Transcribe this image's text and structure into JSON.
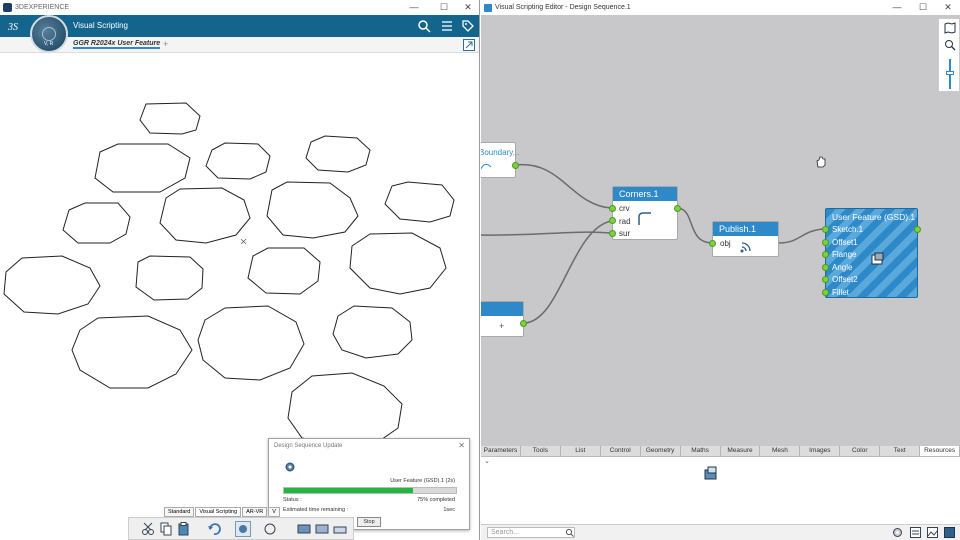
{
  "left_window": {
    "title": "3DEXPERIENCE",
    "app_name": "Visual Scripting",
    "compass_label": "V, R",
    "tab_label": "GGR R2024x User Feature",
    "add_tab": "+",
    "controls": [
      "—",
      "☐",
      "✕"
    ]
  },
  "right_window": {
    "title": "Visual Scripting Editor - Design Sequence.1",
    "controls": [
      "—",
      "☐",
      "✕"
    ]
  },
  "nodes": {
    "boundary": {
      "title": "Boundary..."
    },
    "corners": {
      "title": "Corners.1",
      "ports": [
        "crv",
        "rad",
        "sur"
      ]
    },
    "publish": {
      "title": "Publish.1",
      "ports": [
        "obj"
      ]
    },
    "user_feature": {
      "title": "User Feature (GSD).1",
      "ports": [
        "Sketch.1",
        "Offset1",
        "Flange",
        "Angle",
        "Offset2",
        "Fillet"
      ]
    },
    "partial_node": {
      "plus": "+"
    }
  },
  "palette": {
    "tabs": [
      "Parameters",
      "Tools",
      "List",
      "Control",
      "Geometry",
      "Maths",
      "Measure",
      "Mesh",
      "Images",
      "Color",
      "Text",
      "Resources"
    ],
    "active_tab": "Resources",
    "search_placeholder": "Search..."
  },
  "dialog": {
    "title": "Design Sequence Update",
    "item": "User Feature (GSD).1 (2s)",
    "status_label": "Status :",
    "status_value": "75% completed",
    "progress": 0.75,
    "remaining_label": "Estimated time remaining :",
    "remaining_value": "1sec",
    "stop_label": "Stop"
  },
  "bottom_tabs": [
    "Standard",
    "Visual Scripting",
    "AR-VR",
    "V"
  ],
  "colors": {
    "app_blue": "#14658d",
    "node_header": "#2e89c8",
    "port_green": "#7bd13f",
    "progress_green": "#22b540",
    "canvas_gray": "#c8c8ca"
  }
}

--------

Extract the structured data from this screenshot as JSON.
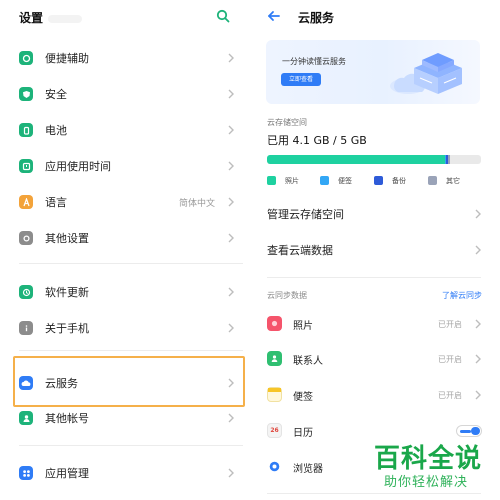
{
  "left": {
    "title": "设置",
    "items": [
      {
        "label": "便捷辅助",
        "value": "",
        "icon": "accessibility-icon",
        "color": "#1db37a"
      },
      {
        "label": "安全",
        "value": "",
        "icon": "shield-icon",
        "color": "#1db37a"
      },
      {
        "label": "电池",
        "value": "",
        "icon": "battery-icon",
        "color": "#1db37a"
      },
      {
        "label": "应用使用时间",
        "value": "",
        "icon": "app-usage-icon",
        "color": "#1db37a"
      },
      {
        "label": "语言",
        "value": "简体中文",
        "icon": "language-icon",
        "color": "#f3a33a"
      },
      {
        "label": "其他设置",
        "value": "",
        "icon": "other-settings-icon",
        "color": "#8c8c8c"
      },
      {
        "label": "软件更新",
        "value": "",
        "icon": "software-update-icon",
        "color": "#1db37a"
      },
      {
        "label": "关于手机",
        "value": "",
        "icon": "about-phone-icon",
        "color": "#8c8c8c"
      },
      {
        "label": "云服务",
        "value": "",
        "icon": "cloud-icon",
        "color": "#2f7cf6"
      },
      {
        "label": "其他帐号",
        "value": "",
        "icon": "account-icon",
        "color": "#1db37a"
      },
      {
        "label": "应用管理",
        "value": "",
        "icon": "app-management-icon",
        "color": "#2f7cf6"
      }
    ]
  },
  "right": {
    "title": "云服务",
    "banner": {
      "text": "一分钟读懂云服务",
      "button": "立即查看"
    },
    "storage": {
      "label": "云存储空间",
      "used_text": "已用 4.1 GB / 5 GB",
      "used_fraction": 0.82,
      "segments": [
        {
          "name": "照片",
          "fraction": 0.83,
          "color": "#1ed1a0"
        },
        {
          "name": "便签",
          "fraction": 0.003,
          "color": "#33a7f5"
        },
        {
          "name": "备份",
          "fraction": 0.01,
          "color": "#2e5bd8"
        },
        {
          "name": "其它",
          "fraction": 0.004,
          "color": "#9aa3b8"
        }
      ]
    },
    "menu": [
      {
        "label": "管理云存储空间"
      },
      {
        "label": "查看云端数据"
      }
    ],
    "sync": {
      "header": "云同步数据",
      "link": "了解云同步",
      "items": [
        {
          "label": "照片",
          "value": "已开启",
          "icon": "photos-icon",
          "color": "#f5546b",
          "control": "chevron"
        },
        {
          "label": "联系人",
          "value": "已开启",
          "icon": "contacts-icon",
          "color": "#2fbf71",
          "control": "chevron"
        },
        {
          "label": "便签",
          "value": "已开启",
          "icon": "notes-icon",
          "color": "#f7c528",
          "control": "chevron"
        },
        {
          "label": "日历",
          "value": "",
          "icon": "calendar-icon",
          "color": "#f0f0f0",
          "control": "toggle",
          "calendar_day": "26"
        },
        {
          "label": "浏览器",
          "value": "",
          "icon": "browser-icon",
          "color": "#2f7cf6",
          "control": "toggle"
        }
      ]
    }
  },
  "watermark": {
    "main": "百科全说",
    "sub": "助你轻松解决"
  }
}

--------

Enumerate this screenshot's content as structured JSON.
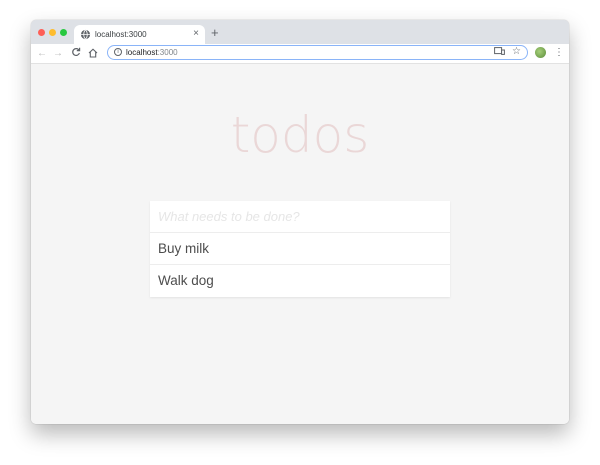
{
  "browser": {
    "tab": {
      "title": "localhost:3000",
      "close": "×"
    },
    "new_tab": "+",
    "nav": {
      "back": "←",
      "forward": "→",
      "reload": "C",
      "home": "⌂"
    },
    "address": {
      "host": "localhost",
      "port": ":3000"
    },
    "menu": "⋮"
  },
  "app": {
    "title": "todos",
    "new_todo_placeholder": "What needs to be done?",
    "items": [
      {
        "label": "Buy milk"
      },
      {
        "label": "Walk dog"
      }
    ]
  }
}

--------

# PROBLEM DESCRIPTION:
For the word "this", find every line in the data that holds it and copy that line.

# EXERCISE RESULT:
Transcribe this image's text and structure into JSON.
Extract the structured data from this screenshot as JSON.
Enumerate this screenshot's content as structured JSON.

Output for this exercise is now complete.